When Maria Shriver was a young college graduate, she was an intern at Philadelphia's KYW TV news station. On occasion she would call me for background information on stories she was working on. Two words to describe her: competent and lovely. At this time, she was a very close friend of my friend's son; and when she visited, my friend always said what a love she was. I remember her words: "When dinner was over, Maria cleared with everyone else, and then helped with the dishes. Not a spoiled bone in her body."
When Shriver first fell in love with Arnold Schwarzenegger, her father must have had grave doubts about his future son-in-law. He suggested that the couple buy a dog, cautioning his beloved daughter that Arnold would treat a wife like he did a dog. I did not hear what happened regarding this early suggestion during courtship. However, any parental doubts have been loudly confirmed. Schwarzenegger's behavior (as well as the alleged behavior of Dominique Strauss-Kahn) can be a life lesson to us all: Oozing charm is very different from sincere caring for others. It is very frequently a cover-up for deep feelings of inadequacy and powerlessness that one is always running from. Those who conduct their lives and lies as has Schwarzenegger need constant fixes (often sexual) to prove to themselves that they are not as inadequate as they secretly fear they are.
These adrenaline rushes, and the releases they offer, help them to remain in denial, confirming to themselves that the rules of regular people do not apply to them. They need constant confirmation that they are truly the center of the universe, and so much better than the rest of us. There is no humility, nor awareness or concern of the impact of their behavior on those who love and rely on them.
Those with these character disorders say they love, and have enormous skill in convincing others that their feelings are real. Yet, they have no concept of the meaning of the word. Mature love is always based on self and mutual respect, and this quality of devotion, compassion and loyalty is a foreign concept to those (men and women) with this character disorder.
Can such people change? Yes, but only if, and this is a big if, they can truly see and feel the hurt and abuse their behaviors have inflicted. To do this, they have to face a pattern of behavior that is deeply ingrained and the reasons why it developed. This is a very painful, draining commitment that will take a great deal of time and and enormous effort.
Stories such as the Shriver-Schwarzenegger marital collapse are always sad. Those with this disorder not only bring misery to others. Beneath their bravado they are suffering human beings, ever on a run from their true selves. Uncovering this suffering, and the reasons for it, can bring awareness and healing.
Maria Shriver is such a gutsy woman. As California's First Lady she was totally committed to her marriage, her family, and the values of her parents, giving up her profession in order to support her husband and his professional commitments. Maria's values came from her parents and their priorities. Maria's father, Sargent Shriver, a tireless public servant, was the founding Director of our Peace Corps. Her mother, Eunice, was committed to the world wide struggle to improve the lives of those with disabilities. In her recent eulogy to her father Maria spoke of his decency and respect for women and family. How painful that last public appearance with her husband must have been for her and their children.

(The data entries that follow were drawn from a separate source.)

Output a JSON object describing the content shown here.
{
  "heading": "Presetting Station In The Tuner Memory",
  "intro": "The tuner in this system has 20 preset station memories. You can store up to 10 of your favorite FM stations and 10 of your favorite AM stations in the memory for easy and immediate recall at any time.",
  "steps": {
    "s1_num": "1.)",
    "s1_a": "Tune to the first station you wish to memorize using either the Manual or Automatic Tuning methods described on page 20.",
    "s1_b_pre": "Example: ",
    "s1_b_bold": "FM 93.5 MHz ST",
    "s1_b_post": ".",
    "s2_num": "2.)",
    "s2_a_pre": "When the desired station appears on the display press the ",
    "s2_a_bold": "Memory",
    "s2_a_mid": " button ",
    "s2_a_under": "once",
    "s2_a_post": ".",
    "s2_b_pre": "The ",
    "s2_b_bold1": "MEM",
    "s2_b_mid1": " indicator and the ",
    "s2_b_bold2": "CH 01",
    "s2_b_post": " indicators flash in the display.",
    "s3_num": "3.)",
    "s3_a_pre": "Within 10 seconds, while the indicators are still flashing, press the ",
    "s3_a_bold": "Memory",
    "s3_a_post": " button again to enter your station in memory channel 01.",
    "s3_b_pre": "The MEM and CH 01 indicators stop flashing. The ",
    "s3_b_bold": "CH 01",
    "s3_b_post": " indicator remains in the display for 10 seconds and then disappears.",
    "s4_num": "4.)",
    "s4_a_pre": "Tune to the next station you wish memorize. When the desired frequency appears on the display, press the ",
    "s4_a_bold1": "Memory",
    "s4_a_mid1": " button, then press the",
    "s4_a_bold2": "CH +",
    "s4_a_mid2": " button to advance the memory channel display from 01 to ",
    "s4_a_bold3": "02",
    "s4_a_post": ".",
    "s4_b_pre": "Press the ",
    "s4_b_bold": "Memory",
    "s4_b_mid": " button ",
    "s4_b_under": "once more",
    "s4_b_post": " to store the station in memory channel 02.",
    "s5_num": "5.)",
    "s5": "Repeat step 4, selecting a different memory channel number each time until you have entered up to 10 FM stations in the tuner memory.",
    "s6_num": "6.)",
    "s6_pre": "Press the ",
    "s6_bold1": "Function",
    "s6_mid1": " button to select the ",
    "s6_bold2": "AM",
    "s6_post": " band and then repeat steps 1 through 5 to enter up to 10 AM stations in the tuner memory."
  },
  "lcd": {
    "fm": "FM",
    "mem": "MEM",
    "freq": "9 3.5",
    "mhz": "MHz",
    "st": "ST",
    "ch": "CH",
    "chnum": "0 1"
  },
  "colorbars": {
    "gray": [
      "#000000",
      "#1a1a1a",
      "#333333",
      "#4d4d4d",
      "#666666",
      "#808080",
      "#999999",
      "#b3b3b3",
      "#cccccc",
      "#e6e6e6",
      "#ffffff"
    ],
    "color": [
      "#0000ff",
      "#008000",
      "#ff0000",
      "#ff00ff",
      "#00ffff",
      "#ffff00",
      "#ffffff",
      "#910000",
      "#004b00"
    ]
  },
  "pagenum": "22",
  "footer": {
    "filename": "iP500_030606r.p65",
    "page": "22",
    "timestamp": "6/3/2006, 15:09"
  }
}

Maria Shriver wrote in March on her Facebook page: "I'd love to get your advice on how you've handled transitions in your own life." A YouTube video offered a continuation of her pain: "It is so stressful to not know what you're doing next. People ask you what you are doing, and then they can't believe that you don't know what you're doing." Perhaps she will use the responses she receives to write a book on coping with life transitions, and if so, no doubt it will be rich with sound suggestions, movingly shared.
But since she asked, I have another suggestion. The Kennedy family is known for "doing, achieving, reaching." I would suggest that Maria Shriver take some well earned time "to be," without having to do anything other than live.
Taking time just "to be" can help one to know how to move forward. The reflection and awareness this time provides helps one to recognize those with substance it is safe and rewarding to build with, and to know the difference between character and Oozing Charm.